He only saw the final film about May's hero, Winnetou, while researching the book. "It's funny that the film 'Winnetou: 3' was never shown in Soviet cinemas," he writes. "Probably it wasn't bought for ideological reasons: The leader of the Apache shouldn't have searched for God so openly; before his death, he even hears the sound of church bells. So we had no idea then that Winnetou died. Thanks to the censors, the Little Octobrists and Young Pioneers of the Soviet Union were saved from a powerful psychological trauma."
May came from a town near Dresden that ended up within the East German borders, but his books were frowned upon by the socialist authorities, perhaps because his much younger widow was an avowed Fascist before her death in 1944, and perhaps because of the books' mystical elements. They were not published in the Soviet Union either, Shary writes.
When the East German film company DEFA began making Westerns, or Indianerfilme in 1966, it took as a basis books by various authors including German writer Liselotte Welskopf-Henrich and Fenimore Cooper. The idea behind the films was to beat the West Germans at their own game by painting an authentic picture of Native American life that exposed the ills of the capitalist system.

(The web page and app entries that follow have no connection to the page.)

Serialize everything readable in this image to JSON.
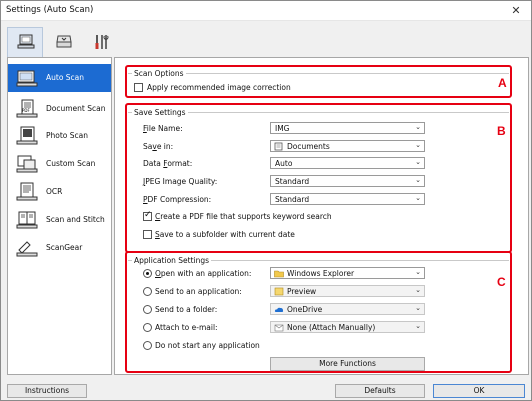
{
  "window": {
    "title": "Settings (Auto Scan)",
    "close": "✕"
  },
  "toolbar": {
    "tabs": [
      "scan-from-computer",
      "scan-from-operation-panel",
      "general-settings"
    ]
  },
  "sidebar": {
    "items": [
      {
        "label": "Auto Scan",
        "icon": "auto-scan-icon",
        "active": true
      },
      {
        "label": "Document Scan",
        "icon": "document-scan-icon"
      },
      {
        "label": "Photo Scan",
        "icon": "photo-scan-icon"
      },
      {
        "label": "Custom Scan",
        "icon": "custom-scan-icon"
      },
      {
        "label": "OCR",
        "icon": "ocr-icon"
      },
      {
        "label": "Scan and Stitch",
        "icon": "scan-and-stitch-icon"
      },
      {
        "label": "ScanGear",
        "icon": "scangear-icon"
      }
    ]
  },
  "scan_options": {
    "title": "Scan Options",
    "marker": "A",
    "apply_correction": {
      "label": "Apply recommended image correction",
      "checked": false
    }
  },
  "save_settings": {
    "title": "Save Settings",
    "marker": "B",
    "file_name": {
      "label_pre": "",
      "label_u": "F",
      "label_post": "ile Name:",
      "value": "IMG"
    },
    "save_in": {
      "label_pre": "Sa",
      "label_u": "v",
      "label_post": "e in:",
      "value": "Documents"
    },
    "data_format": {
      "label_pre": "Data ",
      "label_u": "F",
      "label_post": "ormat:",
      "value": "Auto"
    },
    "jpeg_quality": {
      "label_pre": "",
      "label_u": "J",
      "label_post": "PEG Image Quality:",
      "value": "Standard"
    },
    "pdf_compression": {
      "label_pre": "",
      "label_u": "P",
      "label_post": "DF Compression:",
      "value": "Standard"
    },
    "create_pdf": {
      "label_pre": "",
      "label_u": "C",
      "label_post": "reate a PDF file that supports keyword search",
      "checked": true
    },
    "save_subfolder": {
      "label_pre": "",
      "label_u": "S",
      "label_post": "ave to a subfolder with current date",
      "checked": false
    }
  },
  "app_settings": {
    "title": "Application Settings",
    "marker": "C",
    "open_app": {
      "label_pre": "",
      "label_u": "O",
      "label_post": "pen with an application:",
      "value": "Windows Explorer",
      "selected": true
    },
    "send_app": {
      "label_pre": "Send to an application:",
      "value": "Preview",
      "selected": false
    },
    "send_folder": {
      "label_pre": "Send to a folder:",
      "value": "OneDrive",
      "selected": false
    },
    "attach_email": {
      "label_pre": "Attach to e-mail:",
      "value": "None (Attach Manually)",
      "selected": false
    },
    "no_app": {
      "label": "Do not start any application",
      "selected": false
    },
    "more_functions": "More Functions"
  },
  "footer": {
    "instructions": "Instructions",
    "defaults": "Defaults",
    "ok": "OK"
  }
}
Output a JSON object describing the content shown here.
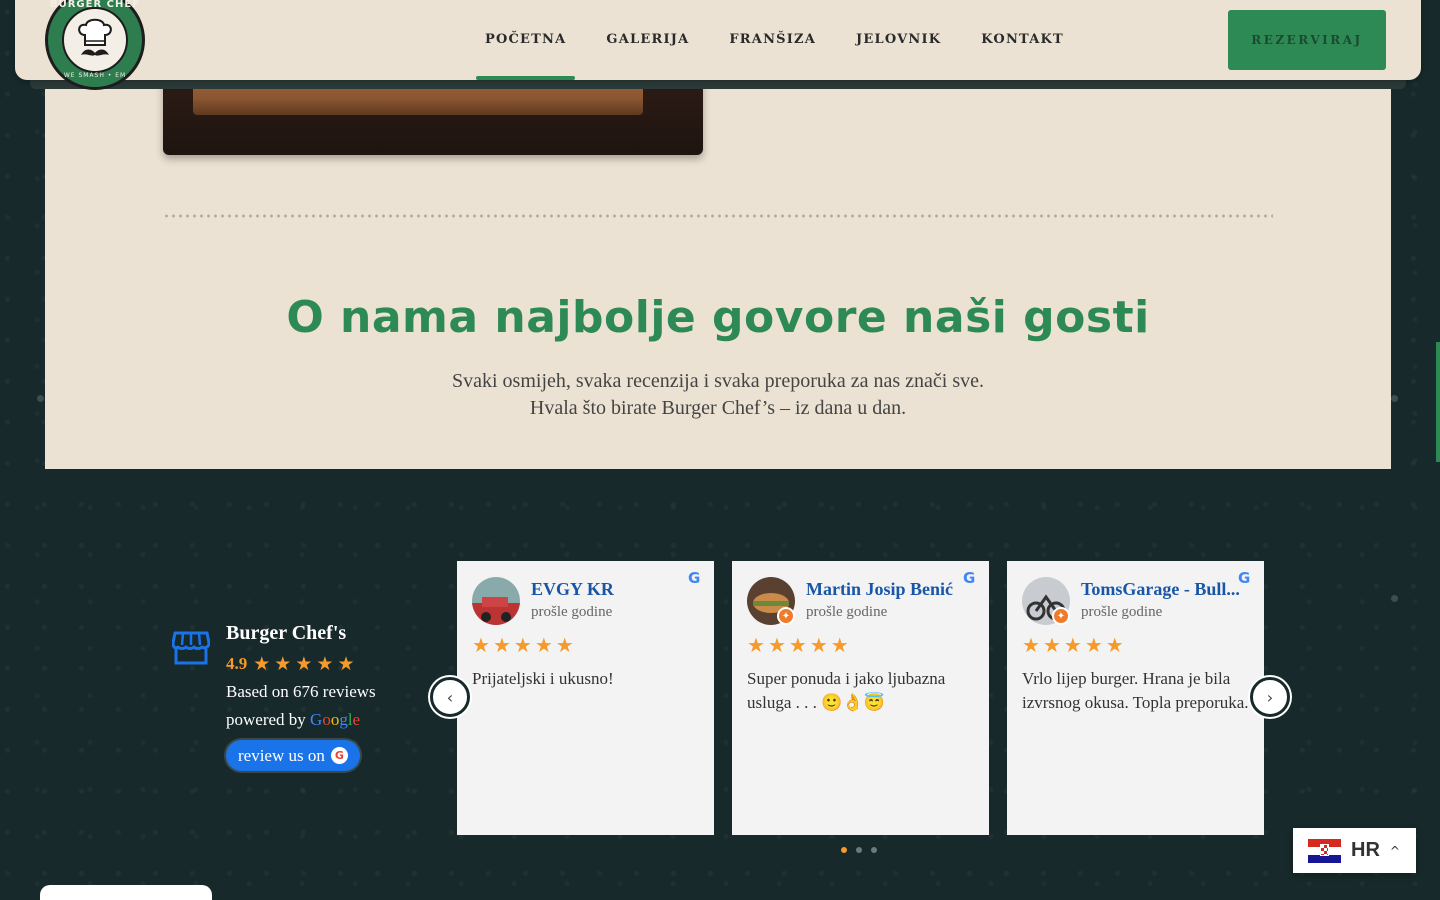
{
  "header": {
    "logo": {
      "text_top": "BURGER CHEF",
      "text_bottom": "WE SMASH • EM"
    },
    "nav": [
      {
        "label": "POČETNA",
        "active": true
      },
      {
        "label": "GALERIJA",
        "active": false
      },
      {
        "label": "FRANŠIZA",
        "active": false
      },
      {
        "label": "JELOVNIK",
        "active": false
      },
      {
        "label": "KONTAKT",
        "active": false
      }
    ],
    "reserve_label": "REZERVIRAJ"
  },
  "section": {
    "title": "O nama najbolje govore naši gosti",
    "subtitle_line1": "Svaki osmijeh, svaka recenzija i svaka preporuka za nas znači sve.",
    "subtitle_line2": "Hvala što birate Burger Chef’s – iz dana u dan."
  },
  "summary": {
    "name": "Burger Chef's",
    "rating": "4.9",
    "stars": 5,
    "based_on": "Based on 676 reviews",
    "powered_by": "powered by",
    "google_word": "Google",
    "review_button": "review us on"
  },
  "reviews": [
    {
      "name": "EVGY KR",
      "when": "prošle godine",
      "stars": 5,
      "text": "Prijateljski i ukusno!",
      "avatar_color": "#a33"
    },
    {
      "name": "Martin Josip Benić",
      "when": "prošle godine",
      "stars": 5,
      "text": "Super ponuda i jako ljubazna usluga . . .  🙂👌😇",
      "avatar_color": "#7a5a3a"
    },
    {
      "name": "TomsGarage - Bull...",
      "when": "prošle godine",
      "stars": 5,
      "text": "Vrlo lijep burger. Hrana je bila izvrsnog okusa. Topla preporuka.",
      "avatar_color": "#5a6a7a"
    }
  ],
  "carousel": {
    "prev_icon": "‹",
    "next_icon": "›",
    "pages": 3,
    "active_page": 0
  },
  "language": {
    "code": "HR"
  },
  "colors": {
    "accent": "#2e8a55",
    "star": "#f59a2b",
    "beige": "#ece2d3",
    "link": "#1a56a8"
  }
}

"The West German westerns, like Karl May's novels, are adventures for the sake of adventures. The films with Gojko Mitic are all historic adventure dramas, at the center of which are always Red Indians and not the white conquerers of America," Shary writes, although he says that as a child he was unaware of the political subtext.
Among the stars of the East German productions were Dean Reed, the American actor and singer who espoused leftist causes, and Polish actress Barbara Brilske, who later became a Soviet megastar in the comedy "Irony of Fate." But the hero in 12 of the films was Mitic in the roles of various Indian chiefs. Strangely enough, Serbian-born Mitic began his career in the West German genre films but only gained leading roles in the Eastern versions.
His bulging muscles and striking dark looks compared favorably with his counterpart in the West German films, French actor Pierre Brice. "The name of the film doesn't matter. In each one, Gojko Mitic is in great shape," Soviet Screen magazine wrote ironically.
Mitic always played heroic roles, usually dying at the end, Shary writes. "Gojko Mitic as the chief of the Dakota, Clear-Eyed Hawk, died in a hail of bullets -- but a moment before his death he managed to kill bandit Beshan with a thrown knife; Gojko Mitic as Tecumseh, the chief of the Shawnee, died the death of the brave in an unequal fight for freedom with American soldiers. Even when Gojko Mitic's Red Indians were allowed to live by the screenwriters, they were condemned to exile and new battles."
Although the Soviet Union never made any films about Native Americans, it provided some of the locations for the East German movies. Crimea stood in for the Pacific coast and Tippecanoe County in one film, while the Mexican desert was recreated near Samarkand, Uzbekistan, for another. Locals were also drafted in as extras. Toward the end of the series, though, these locations became more and more unconvincing.
"The [last] film 'Chief White Feather' ('Der Scout') was shot in 1983 in the Mongolian People's Republic, when the makers already seemed to realize that it was time to call a stop to the theme of suffering Red Skins," Shary writes. "The Mongolian extras who stood in for Red Indians on stocky steppe ponies look pitiful and ridiculous."
"Leader of the Red Skins in Books and on the Screen" (Vozhd Krasnokozhikh v Knigakh i na Ekrane) by Andrei Shary is published by NLO.